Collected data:

▬▬▬

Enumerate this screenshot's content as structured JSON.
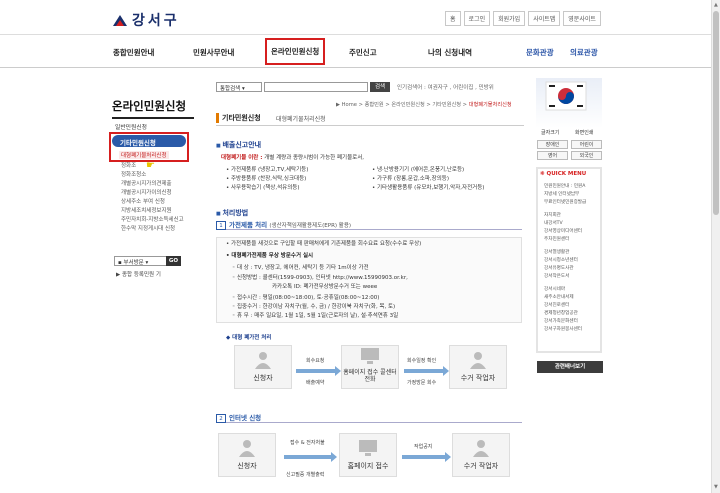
{
  "header": {
    "logo_text": "강서구",
    "top_links": [
      "홈",
      "로그인",
      "회원가입",
      "사이트맵",
      "영문사이트"
    ]
  },
  "gnb": {
    "items": [
      "종합민원안내",
      "민원사무안내",
      "온라인민원신청",
      "주민신고",
      "나의 신청내역"
    ],
    "extra": [
      "문화관광",
      "의료관광"
    ]
  },
  "search": {
    "type_label": "통합검색",
    "button_label": "검색",
    "popular": "인기검색어 : 여권자구 , 어린이집 , 민방위"
  },
  "lnb": {
    "title": "온라인민원신청",
    "items": [
      "일반민원신청",
      "기타민원신청"
    ],
    "sub_items": [
      "대형폐기물처리신청",
      "정화조",
      "정화조청소",
      "개별공시지가의견제출",
      "개별공시지가이의신청",
      "상세주소 부여 신청",
      "지방세조치세정보지원",
      "주민자치회-지방소득세신고",
      "한수막 지정게시대 신청"
    ],
    "dept_select": "부서방문",
    "go_label": "GO",
    "dept_link": "▶ 종합 등록민원 기"
  },
  "breadcrumb": {
    "path": "▶ Home > 종합민원 > 온라인민원신청 > 기타민원신청 >",
    "current": "대형폐기물처리신청"
  },
  "page": {
    "tab_main": "기타민원신청",
    "tab_sub": "대형폐기물처리신청"
  },
  "section1": {
    "title": "배출신고안내",
    "definition_label": "대형폐기물 이란 :",
    "definition": "개별 계량과 종량시범이 가능한 폐기물로서,",
    "items_left": [
      "• 가전제품류 (냉장고,TV,세탁기등)",
      "• 주방용품류 (찬장,식탁,싱크대등)",
      "• 사무용학습기 (책상,석유의등)"
    ],
    "items_right": [
      "• 냉·난방용기기 (에어콘,온풍기,난로등)",
      "• 가구류 (장롱,문갑,소파,장의등)",
      "• 기타생활용품류 (유모차,보행기,악자,자전거등)"
    ]
  },
  "section2": {
    "title": "처리방법",
    "sub1_num": "1",
    "sub1_title": "가전제품 처리",
    "sub1_desc": "(생산자책임재활용제도(EPR) 활용)",
    "sub1_lines": [
      "• 가전제품을 새것으로 구입할 때 판매처에게 기존제품을 회수요료 요청(수수료 무상)",
      "• 대형폐가전제품 무상 방문수거 실시",
      "◦ 대 상 : TV, 냉장고, 에어컨, 세탁기 등 기타 1m이상 가전",
      "◦ 신청방법 : 콜센터(1599-0903), 인터넷 http://www.15990903.or.kr,",
      "카카오톡 ID: 폐가전무상방문수거 또는 weee",
      "◦ 접수시간 : 평일(08:00~18:00), 토·공휴일(08:00~12:00)",
      "◦ 집중수거 : 한강이남 자치구(월, 수, 금) / 한강이북 자치구(화, 목, 토)",
      "◦ 휴 무 : 매주 일요일, 1월 1일, 5월 1일(근로자의 날), 설·추석연휴 3일"
    ],
    "flow1_title": "대형 폐가전 처리",
    "flow1_boxes": [
      "신청자",
      "홈페이지 접수 콜센터 전화",
      "수거 작업자"
    ],
    "flow1_labels": [
      "회수요청",
      "배출예약",
      "회수일정 확인",
      "가정방문 회수"
    ],
    "sub2_num": "2",
    "sub2_title": "인터넷 신청",
    "flow2_boxes": [
      "신청자",
      "홈페이지 접수",
      "수거 작업자"
    ],
    "flow2_labels": [
      "접수 & 전자처불",
      "신고필증 개별출력",
      "작업공지"
    ]
  },
  "right": {
    "title_links": [
      "글자크기",
      "화면인쇄"
    ],
    "grid": [
      "장애인",
      "어린이",
      "영어",
      "외국인"
    ],
    "quick_title": "QUICK MENU",
    "quick_items": [
      "민원민원안내 : 민원A",
      "지방세 인터넷납부",
      "무료인터넷민원증발급",
      "자치회관",
      "내강서TV",
      "강서영상미디어센터",
      "주차민원센터",
      "강서열생활관",
      "강서시청소년센터",
      "강서유명도사관",
      "강서작은도서",
      "강서시네마",
      "새주소안내서제",
      "강서진로센터",
      "경제청년창업공관",
      "강서가족문화센터",
      "강서구자원봉사센터"
    ],
    "button": "관련배너보기"
  },
  "colors": {
    "brand_blue": "#2a5aa8",
    "highlight_red": "#d61f1f",
    "accent_orange": "#e27a00"
  }
}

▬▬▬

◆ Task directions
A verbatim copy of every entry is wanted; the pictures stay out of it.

◆ Your solution
Enumerate this screenshot's content as structured JSON.
{
  "header": {
    "logo_text": "강서구",
    "top_links": [
      "홈",
      "로그인",
      "회원가입",
      "사이트맵",
      "영문사이트"
    ]
  },
  "gnb": {
    "items": [
      "종합민원안내",
      "민원사무안내",
      "온라인민원신청",
      "주민신고",
      "나의 신청내역"
    ],
    "extra": [
      "문화관광",
      "의료관광"
    ]
  },
  "search": {
    "type_label": "통합검색",
    "button_label": "검색",
    "popular": "인기검색어 : 여권자구 , 어린이집 , 민방위"
  },
  "lnb": {
    "title": "온라인민원신청",
    "items": [
      "일반민원신청",
      "기타민원신청"
    ],
    "sub_items": [
      "대형폐기물처리신청",
      "정화조",
      "정화조청소",
      "개별공시지가의견제출",
      "개별공시지가이의신청",
      "상세주소 부여 신청",
      "지방세조치세정보지원",
      "주민자치회-지방소득세신고",
      "한수막 지정게시대 신청"
    ],
    "dept_select": "부서방문",
    "go_label": "GO",
    "dept_link": "▶ 종합 등록민원 기"
  },
  "breadcrumb": {
    "path": "▶ Home > 종합민원 > 온라인민원신청 > 기타민원신청 >",
    "current": "대형폐기물처리신청"
  },
  "page": {
    "tab_main": "기타민원신청",
    "tab_sub": "대형폐기물처리신청"
  },
  "section1": {
    "title": "배출신고안내",
    "definition_label": "대형폐기물 이란 :",
    "definition": "개별 계량과 종량시범이 가능한 폐기물로서,",
    "items_left": [
      "• 가전제품류 (냉장고,TV,세탁기등)",
      "• 주방용품류 (찬장,식탁,싱크대등)",
      "• 사무용학습기 (책상,석유의등)"
    ],
    "items_right": [
      "• 냉·난방용기기 (에어콘,온풍기,난로등)",
      "• 가구류 (장롱,문갑,소파,장의등)",
      "• 기타생활용품류 (유모차,보행기,악자,자전거등)"
    ]
  },
  "section2": {
    "title": "처리방법",
    "sub1_num": "1",
    "sub1_title": "가전제품 처리",
    "sub1_desc": "(생산자책임재활용제도(EPR) 활용)",
    "sub1_lines": [
      "• 가전제품을 새것으로 구입할 때 판매처에게 기존제품을 회수요료 요청(수수료 무상)",
      "• 대형폐가전제품 무상 방문수거 실시",
      "◦ 대 상 : TV, 냉장고, 에어컨, 세탁기 등 기타 1m이상 가전",
      "◦ 신청방법 : 콜센터(1599-0903), 인터넷 http://www.15990903.or.kr,",
      "카카오톡 ID: 폐가전무상방문수거 또는 weee",
      "◦ 접수시간 : 평일(08:00~18:00), 토·공휴일(08:00~12:00)",
      "◦ 집중수거 : 한강이남 자치구(월, 수, 금) / 한강이북 자치구(화, 목, 토)",
      "◦ 휴 무 : 매주 일요일, 1월 1일, 5월 1일(근로자의 날), 설·추석연휴 3일"
    ],
    "flow1_title": "대형 폐가전 처리",
    "flow1_boxes": [
      "신청자",
      "홈페이지 접수 콜센터 전화",
      "수거 작업자"
    ],
    "flow1_labels": [
      "회수요청",
      "배출예약",
      "회수일정 확인",
      "가정방문 회수"
    ],
    "sub2_num": "2",
    "sub2_title": "인터넷 신청",
    "flow2_boxes": [
      "신청자",
      "홈페이지 접수",
      "수거 작업자"
    ],
    "flow2_labels": [
      "접수 & 전자처불",
      "신고필증 개별출력",
      "작업공지"
    ]
  },
  "right": {
    "title_links": [
      "글자크기",
      "화면인쇄"
    ],
    "grid": [
      "장애인",
      "어린이",
      "영어",
      "외국인"
    ],
    "quick_title": "QUICK MENU",
    "quick_items": [
      "민원민원안내 : 민원A",
      "지방세 인터넷납부",
      "무료인터넷민원증발급",
      "자치회관",
      "내강서TV",
      "강서영상미디어센터",
      "주차민원센터",
      "강서열생활관",
      "강서시청소년센터",
      "강서유명도사관",
      "강서작은도서",
      "강서시네마",
      "새주소안내서제",
      "강서진로센터",
      "경제청년창업공관",
      "강서가족문화센터",
      "강서구자원봉사센터"
    ],
    "button": "관련배너보기"
  },
  "colors": {
    "brand_blue": "#2a5aa8",
    "highlight_red": "#d61f1f",
    "accent_orange": "#e27a00"
  }
}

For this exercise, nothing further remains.